Sustainable Intensification (SI) has recently emerged as a key concept for agricultural development, recognising that yields must increase to feed a growing world population, but it must be achieved without damage to the environment, on finite land resources and while preserving social and natural capital. It also recognises that all initiatives must cope with the challenges of climate change to agricultural production, food security and livelihoods.
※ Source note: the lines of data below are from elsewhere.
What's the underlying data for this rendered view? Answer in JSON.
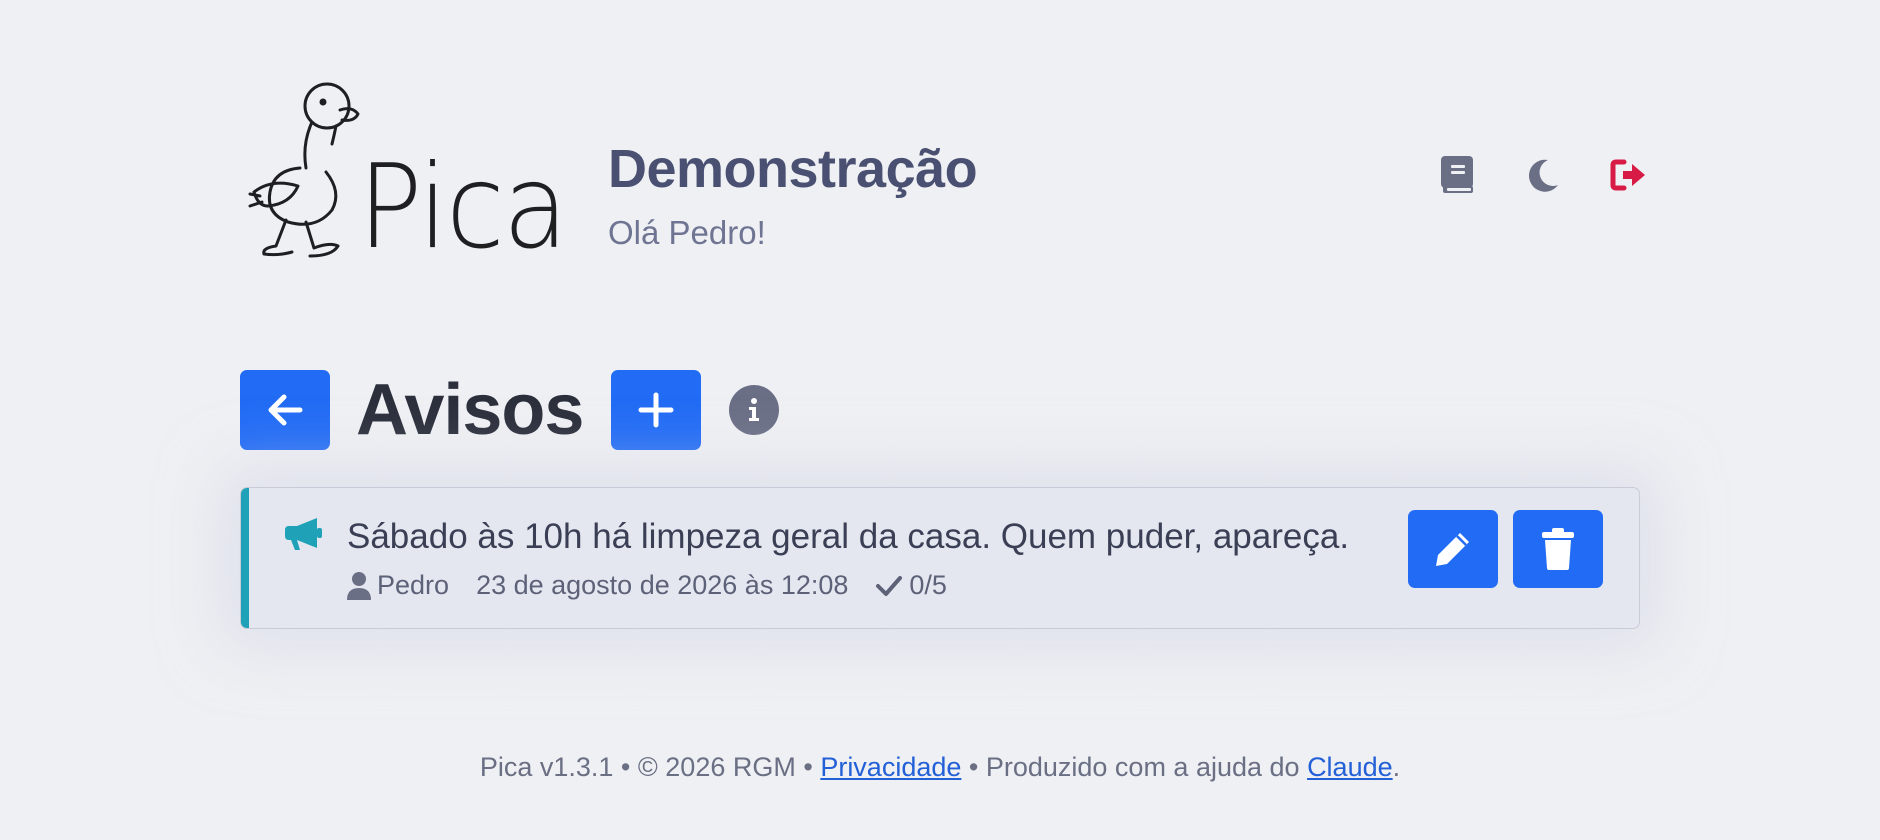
{
  "header": {
    "logo_text": "Pica",
    "app_title": "Demonstração",
    "greeting": "Olá Pedro!",
    "icons": [
      {
        "name": "book-icon",
        "color": "#6b6f86"
      },
      {
        "name": "moon-icon",
        "color": "#6b6f86"
      },
      {
        "name": "logout-icon",
        "color": "#d81b44"
      }
    ]
  },
  "section": {
    "back_icon": "arrow-left-icon",
    "title": "Avisos",
    "add_icon": "plus-icon",
    "info_icon": "info-icon"
  },
  "notices": [
    {
      "icon": "megaphone-icon",
      "text": "Sábado às 10h há limpeza geral da casa. Quem puder, apareça.",
      "author": "Pedro",
      "date": "23 de agosto de 2026 às 12:08",
      "confirmations": "0/5",
      "accent_color": "#1fa2b8"
    }
  ],
  "footer": {
    "prefix": "Pica v1.3.1 • © 2026 RGM • ",
    "privacy_link": "Privacidade",
    "middle": " • Produzido com a ajuda do ",
    "claude_link": "Claude",
    "suffix": "."
  },
  "colors": {
    "primary": "#226cf5",
    "background": "#eff0f4",
    "card": "#e4e7ef",
    "danger": "#d81b44"
  }
}
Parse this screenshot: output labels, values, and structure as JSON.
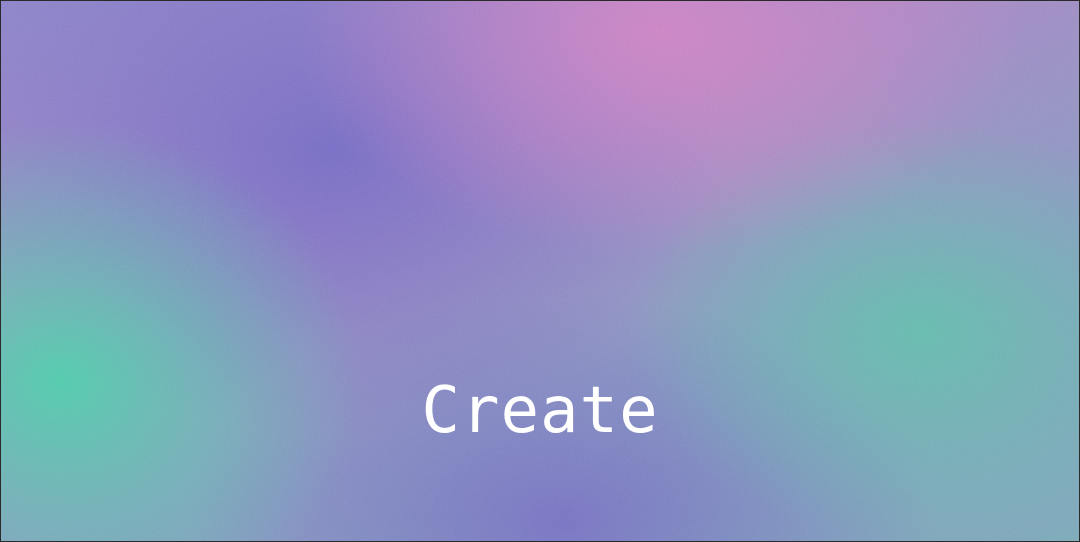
{
  "banner": {
    "title": "Create",
    "colors": {
      "pink": "#ce82c4",
      "violet": "#746cc4",
      "teal": "#50ceaa",
      "text": "#ffffff"
    }
  }
}
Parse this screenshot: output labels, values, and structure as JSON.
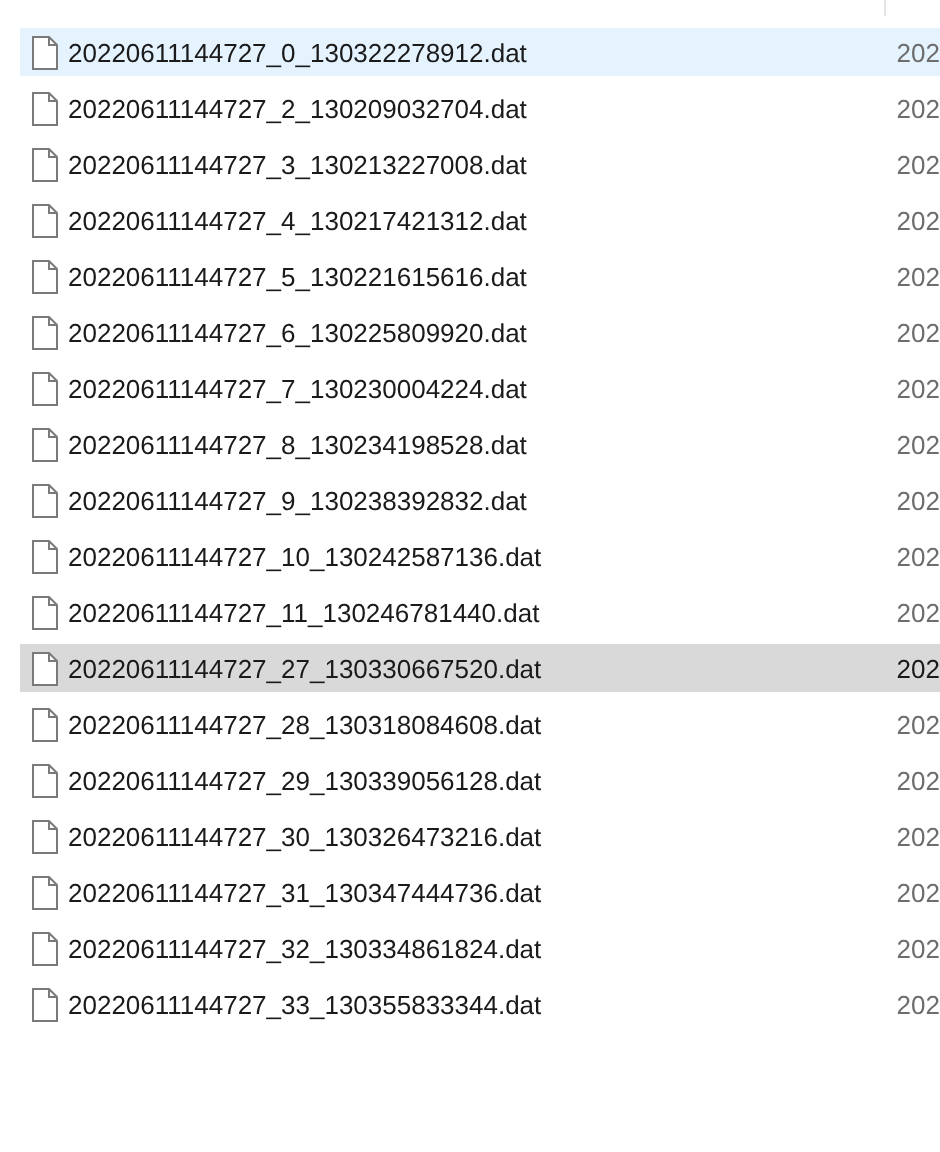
{
  "files": [
    {
      "name": "20220611144727_0_130322278912.dat",
      "date": "202",
      "selected": false,
      "hovered": true
    },
    {
      "name": "20220611144727_2_130209032704.dat",
      "date": "202",
      "selected": false,
      "hovered": false
    },
    {
      "name": "20220611144727_3_130213227008.dat",
      "date": "202",
      "selected": false,
      "hovered": false
    },
    {
      "name": "20220611144727_4_130217421312.dat",
      "date": "202",
      "selected": false,
      "hovered": false
    },
    {
      "name": "20220611144727_5_130221615616.dat",
      "date": "202",
      "selected": false,
      "hovered": false
    },
    {
      "name": "20220611144727_6_130225809920.dat",
      "date": "202",
      "selected": false,
      "hovered": false
    },
    {
      "name": "20220611144727_7_130230004224.dat",
      "date": "202",
      "selected": false,
      "hovered": false
    },
    {
      "name": "20220611144727_8_130234198528.dat",
      "date": "202",
      "selected": false,
      "hovered": false
    },
    {
      "name": "20220611144727_9_130238392832.dat",
      "date": "202",
      "selected": false,
      "hovered": false
    },
    {
      "name": "20220611144727_10_130242587136.dat",
      "date": "202",
      "selected": false,
      "hovered": false
    },
    {
      "name": "20220611144727_11_130246781440.dat",
      "date": "202",
      "selected": false,
      "hovered": false
    },
    {
      "name": "20220611144727_27_130330667520.dat",
      "date": "202",
      "selected": true,
      "hovered": false
    },
    {
      "name": "20220611144727_28_130318084608.dat",
      "date": "202",
      "selected": false,
      "hovered": false
    },
    {
      "name": "20220611144727_29_130339056128.dat",
      "date": "202",
      "selected": false,
      "hovered": false
    },
    {
      "name": "20220611144727_30_130326473216.dat",
      "date": "202",
      "selected": false,
      "hovered": false
    },
    {
      "name": "20220611144727_31_130347444736.dat",
      "date": "202",
      "selected": false,
      "hovered": false
    },
    {
      "name": "20220611144727_32_130334861824.dat",
      "date": "202",
      "selected": false,
      "hovered": false
    },
    {
      "name": "20220611144727_33_130355833344.dat",
      "date": "202",
      "selected": false,
      "hovered": false
    }
  ]
}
This multidisciplinary book presents state-of-the-art reviews of current SI approaches to promote major food crops, challenges and advances made in technology, and the institutional and policy measures necessary to overcome the constraints faced by smallholder farmers. Adressing the UN's Sustainable Development Goal 2, the various chapters based on evidence and experiences of reputed researchers show how these innovations, if properly nurtured and implemented, can make a difference to food and nutrition security outcomes. Case studies from around the world are included, with a particular emphasis on Asia and Sub-Saharan Africa. The focus is not only on scientific aspects such as climate-smart agriculture, agroecology and improving input use efficiency and management, but also on institutional and policy challenges that must be met to increase the net societal benefits of sustainable agricultural intensification. The book is aimed at advanced students and researchers in sustainable agriculture and policy, development practitioners, policy makers and non-governmental and farmer organisations.
Table of Contents
1. Agricultural Development and Sustainable Intensification: Technology and Policy Innovations 2. Save and Grow: Translating Policy Advice into Field Action for Sustainable Intensification of Rice Production 3. Sustainable Intensification and maize value chain improvements in Sub-Saharan Africa 4. The role of wheat in global food security 5. Innovative practices in potato production for food and nutrition security 6. Pulses-Millets crop diversification by smallholders and their potential for sustainable food and nutrition security 7. Global challenges in today's horticulture and prospects offered by protected vegetable cultivation 8. Sustainable crop-livestock intensification in the Sub-Saharan Africa: Improving productivity through innovative adaptation 9. Community-driven approaches to sustainable intensification in river deltas: Lessons from the Ganges and Mekong Rivers 10. Sustainable agriculture intensification: Innovations to strengthen extension services and market linkages 11. Multi-level policy measures to support sustainable agriculture intensification for smallholders 12. Summary, technology and policy options
Udaya Sekhar Nagothu is Research Professor and Director (Centre for International Development), Norwegian Institute of Bioeconomy Research (NIBIO), Ås, Norway. He is editor of the books Food Security: Country Case Studies (Routledge, 2014) and Climate Change and Agricultural Development: Improving Resilience through Climate Smart Agriculture, Agroecology and Conservation (Routledge, 2016).
"In an epoch of a changing climate - and aware that we have not inherited our planet’s natural resources from our ancestors but rather borrowed them from our posterity - this book highlights indispensable innovations needed to sustainably increase productivity in some of the world’s most relevant crops to nourish humanity in the coming decades." - Hans Dreyer, Food and Agriculture Organization of the United Nations, Italy
"We have now entered the UN Sustainable Development Era where Goal No.2 aims to promote sustainable agriculture and nutrition security through ecotechnologies. This book on agricultural development and sustainable intensification by Dr. Udaya Sekhar Nagothu is therefore a timely one. I hope it will be read and used widely." - M. S. Swaminathan, UNESCO Chair in Ecotechnology and Founder Chairman, M.S.Swaminathan Research Foundation, India
"A superb addition to the rapidly expanding evidence base on the sustainable intensification of agriculture. We can develop processes and agroecosystems where productivity is increased without adverse environmental impact and without the cultivation of more land. Sustainable intensification offers novel pathways to the reduction of food insecurity that will also help meet some of the vital targets set out in the Sustainable Development Goals. This timely book shows that significant innovations are emerging in many contexts and systems." - Jules Pretty, University of Essex, UK